Last week I went to IKEA for the first time.
After taking five steps inside, I was lost.
Earlier in the day I’d had two fillings replaced, so wasn’t at all interested when my sister asked me to meet her there.
‘You two nephews are here, and they miss their uncle,’ she added – cleverly using them as blackmail.
Once in Logan I couldn’t find the IKEA because I’d been born without a sense of direction, and the map on my phone was no help. The way that little blue dot was jumping around, it seemed to be as lost as I was.
Finally in the IKEA car park, I told my sister I was only ten minutes away.
‘No problem, we’re still shopping,’ she said.
She’d been at it for hours, and I couldn’t think of anything worse. The only task I’ve ever undertaken for longer than five hours without a break is sleep.
When I couldn’t locate the entrance, I closed my eyes and followed my nose to the sausage sizzle.
‘You look hungry,’ said the chief sizzler.
‘Mahawama,’ I replied.
My jaw was throbbing from the dentist, but the anesthetic hadn’t worn off sufficiently for me to make words. Then I touched my mouth and discovered long trails of drool at both corners.
Inside IKEA was filled with faux room interiors so spotless and bland, they could only be targeted at serial killers and budget hotels.
Wandering through them were dead-eyed couples in identical khakis and sandals, or women holding catalogues and dragging around pudgy males, who were probably only behaving in the hope that when they got home, they might get one of their balls back.
After taking five steps into IKEA I was lost, and when I tried calling my sister she couldn’t understand me.
Then I attempted to ask a staff member for directions, and they couldn’t understand me either.
So I got my sister to text me her location and tried to navigate there myself, which is the single dumbest thing I’ve done this decade.
There’s that path which goes all through the store that you’re supposed to take, but I’m too clever for that, and there were signs that promised shortcuts. However, these led me back to where I’d just been, or to places where there were no signs.
After thirty minutes of this, my sister texted to say she was ready to leave and waiting at the entrance, which I now couldn’t find.
Instead I found every single department, several times, the cafeteria and the loading bay. Where the staff all stared at me as if I was half man and half wolf, and when I touched the drool, I found it was now a bloody foam.
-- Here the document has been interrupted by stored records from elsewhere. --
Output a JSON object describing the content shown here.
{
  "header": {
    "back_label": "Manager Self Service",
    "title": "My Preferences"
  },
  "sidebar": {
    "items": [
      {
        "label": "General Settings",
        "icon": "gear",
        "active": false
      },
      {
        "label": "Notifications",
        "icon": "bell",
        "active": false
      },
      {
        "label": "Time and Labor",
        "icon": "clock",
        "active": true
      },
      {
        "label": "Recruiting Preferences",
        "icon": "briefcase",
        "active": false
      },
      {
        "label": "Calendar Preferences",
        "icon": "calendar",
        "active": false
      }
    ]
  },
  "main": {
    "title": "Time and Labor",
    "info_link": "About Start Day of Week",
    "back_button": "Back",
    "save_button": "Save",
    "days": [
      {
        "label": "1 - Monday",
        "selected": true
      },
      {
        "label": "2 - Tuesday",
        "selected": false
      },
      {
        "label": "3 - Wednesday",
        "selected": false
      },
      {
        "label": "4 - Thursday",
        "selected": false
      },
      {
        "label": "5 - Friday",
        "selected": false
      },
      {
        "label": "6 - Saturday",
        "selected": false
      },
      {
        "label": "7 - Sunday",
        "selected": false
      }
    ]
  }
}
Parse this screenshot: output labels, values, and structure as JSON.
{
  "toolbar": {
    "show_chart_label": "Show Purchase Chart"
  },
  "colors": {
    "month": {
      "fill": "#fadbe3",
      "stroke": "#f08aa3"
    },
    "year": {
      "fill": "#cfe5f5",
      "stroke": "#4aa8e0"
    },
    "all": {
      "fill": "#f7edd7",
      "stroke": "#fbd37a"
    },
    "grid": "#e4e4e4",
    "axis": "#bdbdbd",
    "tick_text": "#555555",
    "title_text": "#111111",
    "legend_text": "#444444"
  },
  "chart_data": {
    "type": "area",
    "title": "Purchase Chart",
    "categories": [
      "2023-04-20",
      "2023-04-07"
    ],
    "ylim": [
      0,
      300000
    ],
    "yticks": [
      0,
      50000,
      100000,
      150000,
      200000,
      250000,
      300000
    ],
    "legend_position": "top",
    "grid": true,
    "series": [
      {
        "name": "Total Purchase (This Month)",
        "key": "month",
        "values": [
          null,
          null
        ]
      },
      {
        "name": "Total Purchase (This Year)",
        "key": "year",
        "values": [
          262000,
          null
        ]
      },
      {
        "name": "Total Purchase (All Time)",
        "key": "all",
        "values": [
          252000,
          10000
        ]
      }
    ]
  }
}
In the end, I managed to communicate with a staff member, who used the store-wide intercom to announce,
‘We have a young man with a learning difficulty who’s very upset, and lost his sister and their children.’
Which implied that the children belonged to both me and my sister, so caused nearly every shopper to stop and stare at me and my face, still covered in drool and foam.
Less than a minute later, I had a smiling nephew wrapped around each leg, and together they led me out of that place, as they had no trouble finding their way around.
Xavier Toby is a writer and comedian.
His second comedy memoir ‘Going Out of My Mined’ is available now.